(Excerpts from an interface dataset)
((
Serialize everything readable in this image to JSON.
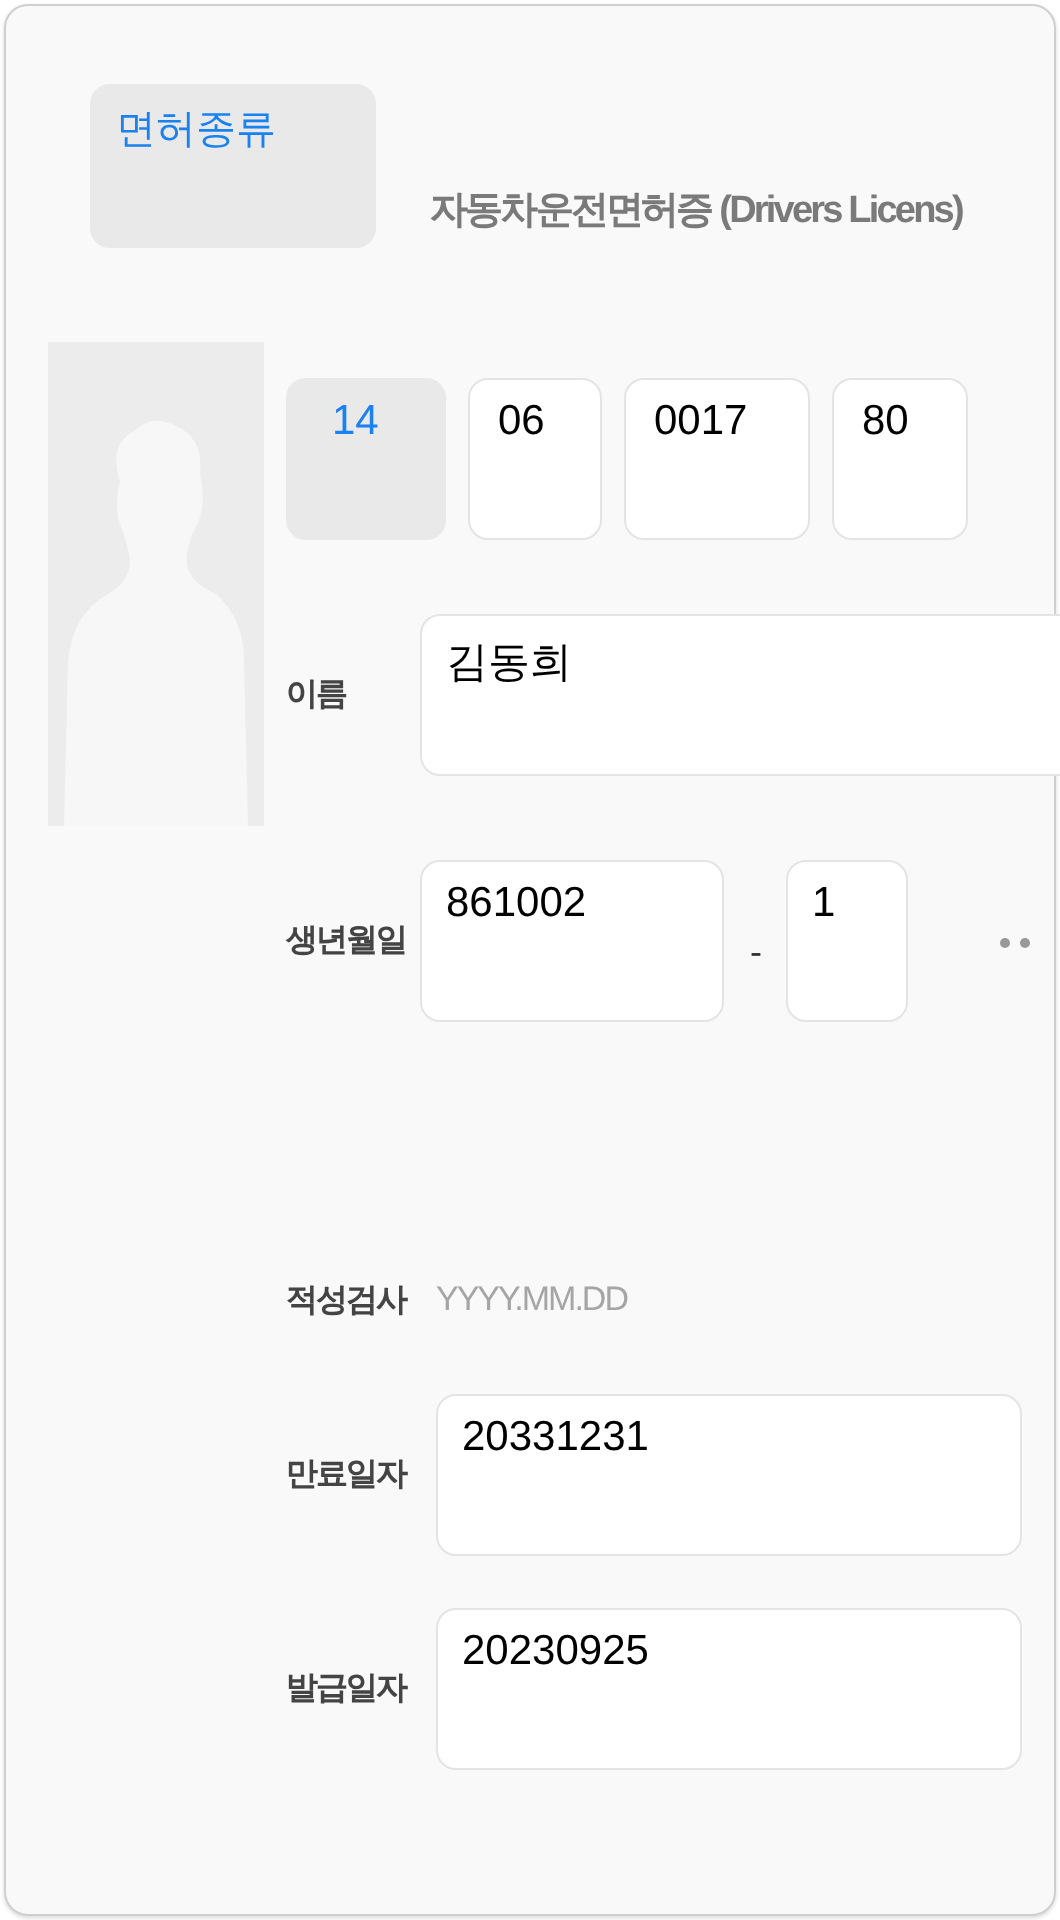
{
  "license_type": {
    "label": "면허종류",
    "kind": "select"
  },
  "title": "자동차운전면허증 (Drivers Licens)",
  "license_number": [
    {
      "value": "14",
      "kind": "select"
    },
    {
      "value": "06",
      "kind": "input"
    },
    {
      "value": "0017",
      "kind": "input"
    },
    {
      "value": "80",
      "kind": "input"
    }
  ],
  "name": {
    "label": "이름",
    "value": "김동희"
  },
  "birth": {
    "label": "생년월일",
    "front": "861002",
    "separator": "-",
    "back": "1",
    "masked": true
  },
  "aptitude_test": {
    "label": "적성검사",
    "placeholder": "YYYY.MM.DD"
  },
  "expiry": {
    "label": "만료일자",
    "value": "20331231"
  },
  "issue": {
    "label": "발급일자",
    "value": "20230925"
  }
}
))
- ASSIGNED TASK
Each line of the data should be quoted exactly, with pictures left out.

- TASK ANSWER
Serialize everything readable in this image to JSON.
{
  "license_type": {
    "label": "면허종류",
    "kind": "select"
  },
  "title": "자동차운전면허증 (Drivers Licens)",
  "license_number": [
    {
      "value": "14",
      "kind": "select"
    },
    {
      "value": "06",
      "kind": "input"
    },
    {
      "value": "0017",
      "kind": "input"
    },
    {
      "value": "80",
      "kind": "input"
    }
  ],
  "name": {
    "label": "이름",
    "value": "김동희"
  },
  "birth": {
    "label": "생년월일",
    "front": "861002",
    "separator": "-",
    "back": "1",
    "masked": true
  },
  "aptitude_test": {
    "label": "적성검사",
    "placeholder": "YYYY.MM.DD"
  },
  "expiry": {
    "label": "만료일자",
    "value": "20331231"
  },
  "issue": {
    "label": "발급일자",
    "value": "20230925"
  }
}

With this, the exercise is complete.